Rajaratnam acquittal shows indirect insider trading case challenge
By Nate Raymond and Joseph Ax
NEW YORK (Reuters) - The acquittal on Tuesday of the younger brother of convicted hedge fund titan Raj Rajaratnam suggests prosecutors will have a tougher time pursuing people accused of trading on inside information they received indirectly.
Roughly a third of the insider trader defendants charged by Manhattan U.S. Attorney Preet Bharara since 2009 are alleged so-called "remote tippees". According to prosecutors, in such cases the defendant, or "tippee," never directly talks to the insider, instead getting information from an intermediary.
After the case of former Galleon Group fund manager Rengan Rajaratnam, prosecutors may reevaluate how they build similar cases, said James Cox, a law professor at Duke University.
Prosecutors said Rengan Rajaratnam, a fund manager at his brother's Galleon, engaged in insider trading, receiving tips from Raj Rajaratnam who was speaking to insiders on two deals.
But jurors and the judge acquitted the younger brother, ending an 81 conviction streak by Bharara's office that included Raj Rajaratnam's own guilty verdict in 2011.
"This case probably just didn't have enough of the i's dotted and t's crossed to make the connections," Cox said.

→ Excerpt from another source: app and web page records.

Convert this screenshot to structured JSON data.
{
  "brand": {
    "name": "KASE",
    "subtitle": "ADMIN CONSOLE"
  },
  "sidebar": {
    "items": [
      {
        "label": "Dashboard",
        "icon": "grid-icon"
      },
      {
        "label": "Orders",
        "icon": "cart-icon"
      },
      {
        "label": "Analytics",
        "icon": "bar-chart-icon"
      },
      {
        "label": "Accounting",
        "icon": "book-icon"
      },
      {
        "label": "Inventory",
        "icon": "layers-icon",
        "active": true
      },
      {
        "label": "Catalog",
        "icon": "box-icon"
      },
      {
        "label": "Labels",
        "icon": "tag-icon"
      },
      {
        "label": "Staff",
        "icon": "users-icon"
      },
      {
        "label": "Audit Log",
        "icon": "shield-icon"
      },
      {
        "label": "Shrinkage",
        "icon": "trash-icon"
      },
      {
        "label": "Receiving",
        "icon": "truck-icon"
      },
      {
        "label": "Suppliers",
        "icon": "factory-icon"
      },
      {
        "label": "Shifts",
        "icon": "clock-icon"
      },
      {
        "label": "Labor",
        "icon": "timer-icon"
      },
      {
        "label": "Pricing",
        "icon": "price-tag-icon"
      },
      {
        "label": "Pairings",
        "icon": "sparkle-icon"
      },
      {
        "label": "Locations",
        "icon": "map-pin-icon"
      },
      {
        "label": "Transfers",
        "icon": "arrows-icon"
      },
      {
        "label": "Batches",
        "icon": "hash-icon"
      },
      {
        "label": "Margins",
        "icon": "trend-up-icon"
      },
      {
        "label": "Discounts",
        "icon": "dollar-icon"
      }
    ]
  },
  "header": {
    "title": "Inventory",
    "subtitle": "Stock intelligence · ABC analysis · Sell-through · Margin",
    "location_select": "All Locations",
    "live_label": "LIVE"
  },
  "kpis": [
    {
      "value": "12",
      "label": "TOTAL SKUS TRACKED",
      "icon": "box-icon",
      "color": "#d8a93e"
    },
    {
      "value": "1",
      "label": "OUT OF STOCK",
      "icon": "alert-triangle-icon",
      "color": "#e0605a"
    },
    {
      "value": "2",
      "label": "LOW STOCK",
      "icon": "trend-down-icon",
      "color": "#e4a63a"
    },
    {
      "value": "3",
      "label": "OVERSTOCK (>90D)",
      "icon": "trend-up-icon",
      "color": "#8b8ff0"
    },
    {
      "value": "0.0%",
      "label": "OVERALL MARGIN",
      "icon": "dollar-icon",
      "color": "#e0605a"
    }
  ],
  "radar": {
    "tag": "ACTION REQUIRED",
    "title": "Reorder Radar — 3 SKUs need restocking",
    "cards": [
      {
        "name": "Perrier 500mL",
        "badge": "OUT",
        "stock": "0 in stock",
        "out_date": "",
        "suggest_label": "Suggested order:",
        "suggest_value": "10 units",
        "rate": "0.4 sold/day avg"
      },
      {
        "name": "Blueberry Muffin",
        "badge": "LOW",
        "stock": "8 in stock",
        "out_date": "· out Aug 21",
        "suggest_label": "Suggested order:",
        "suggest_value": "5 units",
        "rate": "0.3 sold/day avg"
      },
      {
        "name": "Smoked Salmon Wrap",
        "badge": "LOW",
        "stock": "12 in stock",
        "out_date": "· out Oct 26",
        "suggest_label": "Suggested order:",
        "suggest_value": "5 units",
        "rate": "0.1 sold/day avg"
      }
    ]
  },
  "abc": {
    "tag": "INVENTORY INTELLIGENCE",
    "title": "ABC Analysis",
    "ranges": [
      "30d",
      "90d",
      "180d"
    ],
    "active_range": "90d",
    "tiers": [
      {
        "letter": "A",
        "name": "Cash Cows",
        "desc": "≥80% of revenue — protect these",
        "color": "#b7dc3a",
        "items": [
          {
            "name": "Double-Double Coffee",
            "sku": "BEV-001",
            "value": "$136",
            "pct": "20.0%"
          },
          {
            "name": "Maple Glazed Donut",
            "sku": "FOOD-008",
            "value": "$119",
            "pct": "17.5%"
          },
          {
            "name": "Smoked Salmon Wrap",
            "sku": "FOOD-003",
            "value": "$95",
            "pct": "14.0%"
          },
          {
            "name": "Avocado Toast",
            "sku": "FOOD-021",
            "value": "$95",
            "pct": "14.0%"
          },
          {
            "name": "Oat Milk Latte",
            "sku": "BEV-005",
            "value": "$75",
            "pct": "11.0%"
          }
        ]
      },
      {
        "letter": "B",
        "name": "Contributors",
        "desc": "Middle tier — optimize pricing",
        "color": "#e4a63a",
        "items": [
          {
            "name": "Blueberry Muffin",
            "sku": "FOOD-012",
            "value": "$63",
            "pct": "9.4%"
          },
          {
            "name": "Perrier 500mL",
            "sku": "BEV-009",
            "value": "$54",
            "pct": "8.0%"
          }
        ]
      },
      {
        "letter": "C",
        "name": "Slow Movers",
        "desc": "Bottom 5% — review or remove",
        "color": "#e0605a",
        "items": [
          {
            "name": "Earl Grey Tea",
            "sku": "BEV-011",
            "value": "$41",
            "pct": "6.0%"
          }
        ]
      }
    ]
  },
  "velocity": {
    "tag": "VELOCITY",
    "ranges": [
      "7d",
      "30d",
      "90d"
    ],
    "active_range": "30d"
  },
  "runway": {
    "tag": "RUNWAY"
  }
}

Of the 88 people charged over insider trading by Bharara since 2009, 31 were at least one step removed from the initial tipper, including at least three of the office's six outstanding cases, according to Reuters' analysis.